Below is an example of a very simple precise and measurable New Year resolution that focuses on weight loss. The behavioral objective below has five parts; 1.) The defined time and weight, 2.) What amount of weight that will be lost, 3.) How it will be measured, 4.) How the weight loss will be obtained, 5.) The end result and time.
Starting today, November 20th, 2015, over the next 12 months, I will lose 30 pounds of weight. My weight loss will be measured weekly on every Monday using a scale and will display a 1/2 pound loss which will create a 2 1/2 pound loss per month for 12 months, resulting in a total 30 pound loss by November 2016. This weight loss will be charted and achieved by reducing the consumption of deserts and alcohol to only one serving per weekend and increasing twice the current amount of leafy greens consumed during at least one meal per day.
Here is a behavioral objective pattern for success that you can use for anything you wish to change in your life. Although it is taken from the one above that focuses on weight, health and wellness, tweak it to meet your needs, time period, and objectives. Fill in the blanks so it becomes your successful Behavioral Objective New Year Resolution.

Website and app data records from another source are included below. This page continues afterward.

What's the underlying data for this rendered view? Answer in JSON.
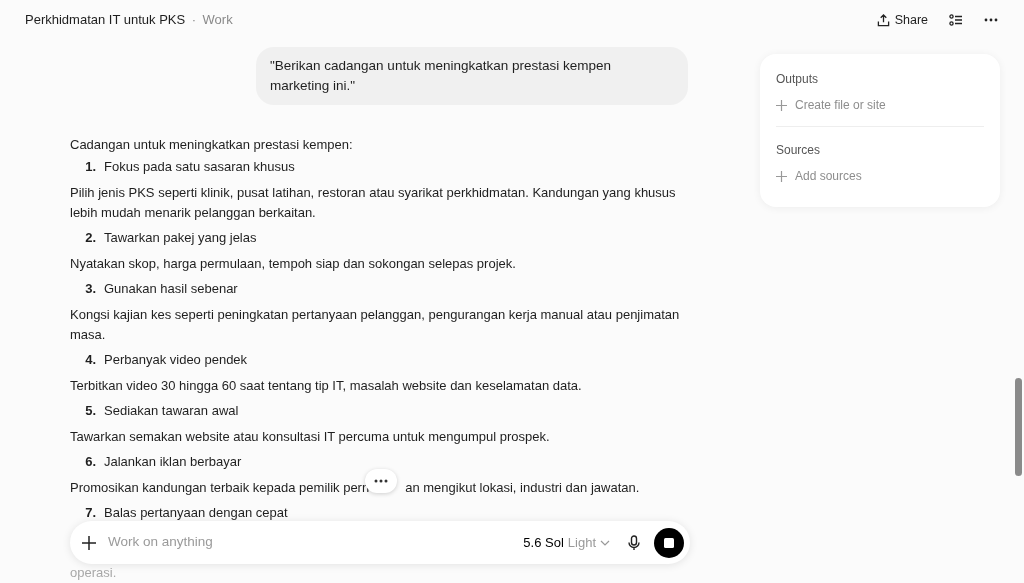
{
  "header": {
    "title": "Perkhidmatan IT untuk PKS",
    "separator": "·",
    "workspace": "Work",
    "share_label": "Share"
  },
  "prompt": "\"Berikan cadangan untuk meningkatkan prestasi kempen marketing ini.\"",
  "response": {
    "intro": "Cadangan untuk meningkatkan prestasi kempen:",
    "items": [
      {
        "number": "1.",
        "title": "Fokus pada satu sasaran khusus",
        "detail": [
          "Pilih jenis PKS seperti klinik, pusat latihan, restoran atau syarikat perkhidmatan. Kandungan yang khusus lebih mudah menarik pelanggan berkaitan."
        ]
      },
      {
        "number": "2.",
        "title": "Tawarkan pakej yang jelas",
        "detail": [
          "Nyatakan skop, harga permulaan, tempoh siap dan sokongan selepas projek."
        ]
      },
      {
        "number": "3.",
        "title": "Gunakan hasil sebenar",
        "detail": [
          "Kongsi kajian kes seperti peningkatan pertanyaan pelanggan, pengurangan kerja manual atau penjimatan masa."
        ]
      },
      {
        "number": "4.",
        "title": "Perbanyak video pendek",
        "detail": [
          "Terbitkan video 30 hingga 60 saat tentang tip IT, masalah website dan keselamatan data."
        ]
      },
      {
        "number": "5.",
        "title": "Sediakan tawaran awal",
        "detail": [
          "Tawarkan semakan website atau konsultasi IT percuma untuk mengumpul prospek."
        ]
      },
      {
        "number": "6.",
        "title": "Jalankan iklan berbayar",
        "detail": [
          "Promosikan kandungan terbaik kepada pemilik pern",
          "an mengikut lokasi, industri dan jawatan."
        ]
      },
      {
        "number": "7.",
        "title": "Balas pertanyaan dengan cepat"
      }
    ],
    "tail_text": "operasi."
  },
  "composer": {
    "placeholder": "Work on anything",
    "model": "5.6 Sol",
    "effort": "Light"
  },
  "side_panel": {
    "sections": [
      {
        "heading": "Outputs",
        "action": "Create file or site"
      },
      {
        "heading": "Sources",
        "action": "Add sources"
      }
    ]
  }
}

As seen today (date)_________by this time next year, (date)___________, I (your name)_________ will have (state your desired behavior) _________________. This behavior will be measured (how often) _____________by (device)____________, and will display (desired results)_____________ which will create (amount)_________ per (time period)__________. This will be charted by ______________ and success will be seen as (state new behavior)____________________________________.
Set up your chart. As you review your success on the chart you will be rewarded by accountability and evaluate. Now you are working with yourself for success.
Use your dreams as a GPS to keep you on the right road.
If you miss a self-evaluation measurement see if you are reminded of it in a dream. Your dream may be validation that your inner-guidance is now part of your success team.
Turn your stress into a game. See how often you hit your mark on your daily or weekly objective.
Reward yourself with a pat on the back when you fill in your chart. Now, you have bragging rights. Share your New Year Resolution Behavioral Objectives with your friends. Perhaps they would like to join you in this healthy game.
It is human to be stressed. Suffering through it alone is a choice.
Choose to control your stress through dreams, prayers and meditations rather than allowing it to control you. Make resolutions you can keep. And, enjoy your Happy Holidays.
By: Kathleen (Kat) O’Keefe-Kanavos, TV/Radio Show Host/Producer, International Bestselling award winning author of Surviving Cancerland: Intuitive Aspects of Healing. Kat taught special education and psychology for ten years. She frequently taught and created Behavioral Objectives on Individual Educational Plans for students. Kat believes dreams can diagnose our life. Learn more @ http://www.KathleenOkeefeKanavos.com